Beautifully said, Nico. Also, I wonder what schools with little funding could do. For example, could schools, perhaps, hold readings in their auditoriums during which teen writers read their work on stage? And, if the school has a literary magazine, perhaps students could read the work that was published in it?

the hungry writer said...

I was very impressed by Rebecca's WSJ article and agree that we absolutely need to support the literary arts in schools with the understanding that "competition" can indeed be positive influence on young writers.

The creative writing program that I developed at my childrens' local public school was funded by the PTA and implemented by a dedicated group of parent volunteers. The program involved writing workshops which then culminated in the formation of a team of student editors responsible for recruiting for, editing and publishing an annual literary journal made available to all 900-plus students. At the conclusion of the school year we would hold a book launch/writers' celebration where proud students would read their work and autograph copies of the journal.

What was considered most daring about this project was the students' decision to be selective in choosing material to publish. Not all students who submitted (anonymously) were published, but everyone received written comments from the editorial team with suggestions for improving the piece and each student was always offered an opportunity to re-submit work after revisions.
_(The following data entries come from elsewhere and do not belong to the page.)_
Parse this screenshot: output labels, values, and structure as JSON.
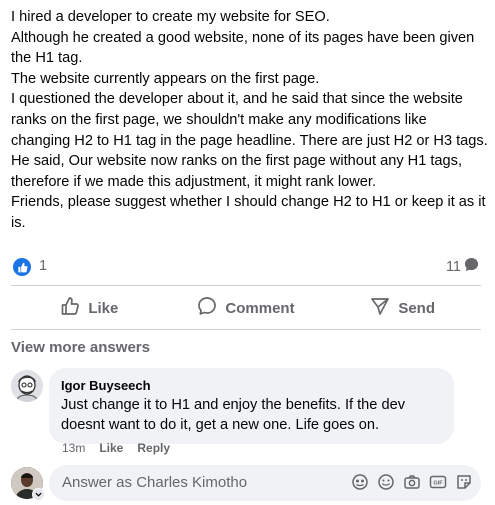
{
  "post": {
    "lines": [
      "I hired a developer to create my website for SEO.",
      "Although he created a good website, none of its pages have been given the H1 tag.",
      "The website currently appears on the first page.",
      "I questioned the developer about it, and he said that since the website ranks on the first page, we shouldn't make any modifications like changing H2 to H1 tag in the page headline. There are just H2 or H3 tags.",
      "He said, Our website now ranks on the first page without any H1 tags, therefore if we made this adjustment, it might rank lower.",
      "Friends, please suggest whether I should change H2 to H1 or keep it as it is."
    ]
  },
  "reactions": {
    "like_count": "1",
    "comment_count": "11"
  },
  "actions": {
    "like": "Like",
    "comment": "Comment",
    "send": "Send"
  },
  "view_more": "View more answers",
  "comment": {
    "author": "Igor Buyseech",
    "text": "Just change it to H1 and enjoy the benefits. If the dev doesnt want to do it, get a new one. Life goes on.",
    "time": "13m",
    "like": "Like",
    "reply": "Reply"
  },
  "answer_box": {
    "placeholder": "Answer as Charles Kimotho"
  },
  "colors": {
    "accent": "#1b74e4",
    "secondary_text": "#65676b",
    "bubble": "#f0f2f5"
  }
}
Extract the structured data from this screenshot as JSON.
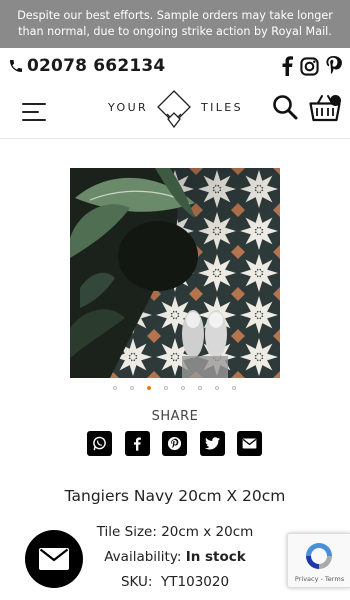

Remarkably, we never received complaints that a student's self-esteem was damaged in being left out, instead we would hear back from teachers and parents of improved writing skills upon consideration of the editorial comments.

Sadly, my children moved on to secondary school and while the PTA funds were available, the volunteers began to dwindle such that the program was discontinued.

I am now teaching an extra-curricular writing/online publishing program at a local public school three times a year, but have often dreamed of putting together a store-front type young writers studio in Northern Virginia. Rebecca's work and words have inspired me and reinvigorated my desire to see this dream become a reality in my community.

jeremy said...

Hungry Writer, thank you for sharing your thoughts. Your project sounds wonderful, and I hope you get to do something of the like soon again. It's amazing how deeply satisfying it is to be part such programs. I love hearing from others who find such fulfillment in it as well.

Rebecca Segall said...

woops, i was signed in as my husband...(that was my comment above)